[App and web page records]
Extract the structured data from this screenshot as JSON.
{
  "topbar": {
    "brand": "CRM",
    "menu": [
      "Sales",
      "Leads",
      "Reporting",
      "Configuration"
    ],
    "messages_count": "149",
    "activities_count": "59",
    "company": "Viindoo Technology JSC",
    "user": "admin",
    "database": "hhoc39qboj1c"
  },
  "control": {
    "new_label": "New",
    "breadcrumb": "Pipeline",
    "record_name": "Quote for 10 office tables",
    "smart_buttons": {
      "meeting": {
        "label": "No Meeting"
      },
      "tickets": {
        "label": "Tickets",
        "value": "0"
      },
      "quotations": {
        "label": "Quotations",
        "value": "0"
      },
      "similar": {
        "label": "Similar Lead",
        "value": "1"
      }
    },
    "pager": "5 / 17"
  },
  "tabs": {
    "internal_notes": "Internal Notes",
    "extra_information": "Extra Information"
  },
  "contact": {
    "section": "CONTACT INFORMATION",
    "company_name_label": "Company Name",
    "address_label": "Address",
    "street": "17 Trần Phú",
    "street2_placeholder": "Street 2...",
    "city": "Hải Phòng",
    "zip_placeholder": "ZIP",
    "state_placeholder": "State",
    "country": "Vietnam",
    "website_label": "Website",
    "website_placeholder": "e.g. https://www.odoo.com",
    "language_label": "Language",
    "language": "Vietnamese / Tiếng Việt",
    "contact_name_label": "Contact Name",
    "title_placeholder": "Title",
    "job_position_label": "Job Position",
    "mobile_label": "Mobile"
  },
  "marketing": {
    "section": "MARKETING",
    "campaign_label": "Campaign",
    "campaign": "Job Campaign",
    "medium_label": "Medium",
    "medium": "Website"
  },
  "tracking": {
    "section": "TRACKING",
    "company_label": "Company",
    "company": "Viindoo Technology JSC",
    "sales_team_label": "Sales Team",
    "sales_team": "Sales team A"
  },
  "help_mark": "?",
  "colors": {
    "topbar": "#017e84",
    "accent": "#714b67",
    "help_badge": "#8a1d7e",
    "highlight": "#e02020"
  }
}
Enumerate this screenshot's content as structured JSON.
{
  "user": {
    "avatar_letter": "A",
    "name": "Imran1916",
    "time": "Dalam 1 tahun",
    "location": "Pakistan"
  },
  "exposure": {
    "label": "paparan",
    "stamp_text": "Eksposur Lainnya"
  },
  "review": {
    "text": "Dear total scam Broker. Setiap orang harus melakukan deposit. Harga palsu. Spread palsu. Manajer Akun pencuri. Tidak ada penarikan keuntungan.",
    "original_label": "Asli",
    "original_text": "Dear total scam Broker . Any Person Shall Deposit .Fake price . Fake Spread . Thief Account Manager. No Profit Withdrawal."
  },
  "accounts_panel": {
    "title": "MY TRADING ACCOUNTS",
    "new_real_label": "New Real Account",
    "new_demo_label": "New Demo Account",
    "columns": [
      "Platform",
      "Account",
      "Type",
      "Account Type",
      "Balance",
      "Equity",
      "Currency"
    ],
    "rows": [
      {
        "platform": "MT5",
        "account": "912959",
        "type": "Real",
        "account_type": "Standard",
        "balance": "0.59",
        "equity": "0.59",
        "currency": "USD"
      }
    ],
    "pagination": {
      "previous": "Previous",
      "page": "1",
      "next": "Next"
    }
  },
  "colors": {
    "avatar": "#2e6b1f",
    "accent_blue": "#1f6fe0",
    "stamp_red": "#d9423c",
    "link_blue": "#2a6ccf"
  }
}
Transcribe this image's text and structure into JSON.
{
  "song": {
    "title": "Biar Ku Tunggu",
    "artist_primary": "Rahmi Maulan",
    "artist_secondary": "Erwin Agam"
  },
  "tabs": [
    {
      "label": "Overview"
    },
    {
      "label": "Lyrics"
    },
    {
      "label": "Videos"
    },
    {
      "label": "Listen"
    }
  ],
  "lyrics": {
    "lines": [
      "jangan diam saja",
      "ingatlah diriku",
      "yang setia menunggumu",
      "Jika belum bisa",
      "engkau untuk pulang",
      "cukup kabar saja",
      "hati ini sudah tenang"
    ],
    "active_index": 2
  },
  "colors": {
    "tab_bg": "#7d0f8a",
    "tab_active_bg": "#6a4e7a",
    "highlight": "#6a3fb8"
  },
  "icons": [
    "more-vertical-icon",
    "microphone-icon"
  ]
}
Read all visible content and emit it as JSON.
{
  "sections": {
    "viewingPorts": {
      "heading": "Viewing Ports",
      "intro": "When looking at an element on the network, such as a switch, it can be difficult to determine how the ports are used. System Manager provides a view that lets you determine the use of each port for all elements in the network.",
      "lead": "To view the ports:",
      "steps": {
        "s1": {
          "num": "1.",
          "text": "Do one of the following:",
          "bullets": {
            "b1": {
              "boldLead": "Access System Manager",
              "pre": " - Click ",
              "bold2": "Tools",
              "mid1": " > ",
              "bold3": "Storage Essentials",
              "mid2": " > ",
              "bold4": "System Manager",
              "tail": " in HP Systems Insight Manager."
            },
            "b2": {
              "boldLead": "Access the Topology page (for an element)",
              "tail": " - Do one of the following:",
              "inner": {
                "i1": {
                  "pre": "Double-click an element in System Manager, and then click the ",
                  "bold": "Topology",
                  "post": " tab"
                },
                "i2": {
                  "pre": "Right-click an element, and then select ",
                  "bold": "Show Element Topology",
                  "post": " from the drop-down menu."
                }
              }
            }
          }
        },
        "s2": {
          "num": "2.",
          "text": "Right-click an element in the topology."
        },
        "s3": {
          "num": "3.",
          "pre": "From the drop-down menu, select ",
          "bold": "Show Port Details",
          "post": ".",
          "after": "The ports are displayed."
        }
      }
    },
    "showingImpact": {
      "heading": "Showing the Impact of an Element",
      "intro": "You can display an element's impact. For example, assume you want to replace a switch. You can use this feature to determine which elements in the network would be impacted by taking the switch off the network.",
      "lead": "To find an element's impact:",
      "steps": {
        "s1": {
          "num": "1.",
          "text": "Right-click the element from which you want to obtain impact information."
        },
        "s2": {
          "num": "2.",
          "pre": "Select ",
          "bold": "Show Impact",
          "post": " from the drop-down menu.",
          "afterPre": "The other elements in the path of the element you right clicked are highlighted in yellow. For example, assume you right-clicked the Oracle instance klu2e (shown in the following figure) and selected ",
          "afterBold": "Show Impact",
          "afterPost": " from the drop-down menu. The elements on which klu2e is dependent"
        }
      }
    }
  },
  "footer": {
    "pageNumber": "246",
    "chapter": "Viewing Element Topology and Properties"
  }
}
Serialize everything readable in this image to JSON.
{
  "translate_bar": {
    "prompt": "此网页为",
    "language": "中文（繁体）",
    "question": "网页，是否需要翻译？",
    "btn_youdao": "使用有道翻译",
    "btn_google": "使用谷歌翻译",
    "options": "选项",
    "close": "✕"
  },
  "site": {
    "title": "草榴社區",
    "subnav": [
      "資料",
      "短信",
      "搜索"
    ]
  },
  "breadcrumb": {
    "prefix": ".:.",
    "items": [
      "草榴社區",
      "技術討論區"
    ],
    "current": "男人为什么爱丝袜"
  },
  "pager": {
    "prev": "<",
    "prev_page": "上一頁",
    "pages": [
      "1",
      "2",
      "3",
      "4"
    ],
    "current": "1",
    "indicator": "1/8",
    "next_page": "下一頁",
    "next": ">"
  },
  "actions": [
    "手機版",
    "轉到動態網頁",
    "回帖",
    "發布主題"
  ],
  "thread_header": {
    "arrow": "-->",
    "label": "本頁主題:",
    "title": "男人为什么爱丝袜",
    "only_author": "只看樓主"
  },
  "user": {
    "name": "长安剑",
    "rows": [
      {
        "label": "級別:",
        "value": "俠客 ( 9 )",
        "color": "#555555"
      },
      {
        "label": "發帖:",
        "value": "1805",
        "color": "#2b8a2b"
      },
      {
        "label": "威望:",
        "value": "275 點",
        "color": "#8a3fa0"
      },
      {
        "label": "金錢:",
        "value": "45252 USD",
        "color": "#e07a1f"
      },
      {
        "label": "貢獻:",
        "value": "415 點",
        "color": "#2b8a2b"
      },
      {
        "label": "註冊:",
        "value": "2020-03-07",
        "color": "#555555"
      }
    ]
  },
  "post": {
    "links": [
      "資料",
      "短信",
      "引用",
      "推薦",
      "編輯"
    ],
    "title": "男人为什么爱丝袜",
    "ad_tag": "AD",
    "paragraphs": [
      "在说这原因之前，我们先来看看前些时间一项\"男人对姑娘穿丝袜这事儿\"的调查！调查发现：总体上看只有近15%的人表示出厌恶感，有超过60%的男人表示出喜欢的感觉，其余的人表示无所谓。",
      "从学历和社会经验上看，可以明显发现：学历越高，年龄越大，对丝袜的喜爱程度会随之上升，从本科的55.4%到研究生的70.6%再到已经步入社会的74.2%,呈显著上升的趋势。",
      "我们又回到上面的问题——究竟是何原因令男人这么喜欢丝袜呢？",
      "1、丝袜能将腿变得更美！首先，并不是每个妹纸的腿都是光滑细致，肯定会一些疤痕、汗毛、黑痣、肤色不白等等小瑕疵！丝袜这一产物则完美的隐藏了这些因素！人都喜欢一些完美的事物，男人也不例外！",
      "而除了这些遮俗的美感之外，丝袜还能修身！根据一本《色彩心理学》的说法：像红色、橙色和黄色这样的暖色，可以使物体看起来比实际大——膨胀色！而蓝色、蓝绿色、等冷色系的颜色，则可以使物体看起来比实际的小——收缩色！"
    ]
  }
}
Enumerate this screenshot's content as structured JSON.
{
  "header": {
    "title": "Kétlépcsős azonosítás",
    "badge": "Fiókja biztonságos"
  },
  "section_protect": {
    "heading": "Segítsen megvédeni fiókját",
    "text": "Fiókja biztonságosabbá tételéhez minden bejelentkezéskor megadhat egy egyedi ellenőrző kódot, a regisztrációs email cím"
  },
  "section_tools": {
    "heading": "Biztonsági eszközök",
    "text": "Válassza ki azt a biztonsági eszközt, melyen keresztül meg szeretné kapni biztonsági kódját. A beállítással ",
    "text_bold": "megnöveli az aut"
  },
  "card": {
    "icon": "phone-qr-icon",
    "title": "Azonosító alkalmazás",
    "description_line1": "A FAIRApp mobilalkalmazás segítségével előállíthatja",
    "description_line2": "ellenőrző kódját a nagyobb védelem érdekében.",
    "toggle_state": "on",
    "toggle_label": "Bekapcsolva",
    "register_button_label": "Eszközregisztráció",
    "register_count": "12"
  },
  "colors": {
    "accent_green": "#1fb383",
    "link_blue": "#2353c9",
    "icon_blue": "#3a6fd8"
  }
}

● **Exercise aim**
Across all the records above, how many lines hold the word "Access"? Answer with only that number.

● **Response to this exercise**
2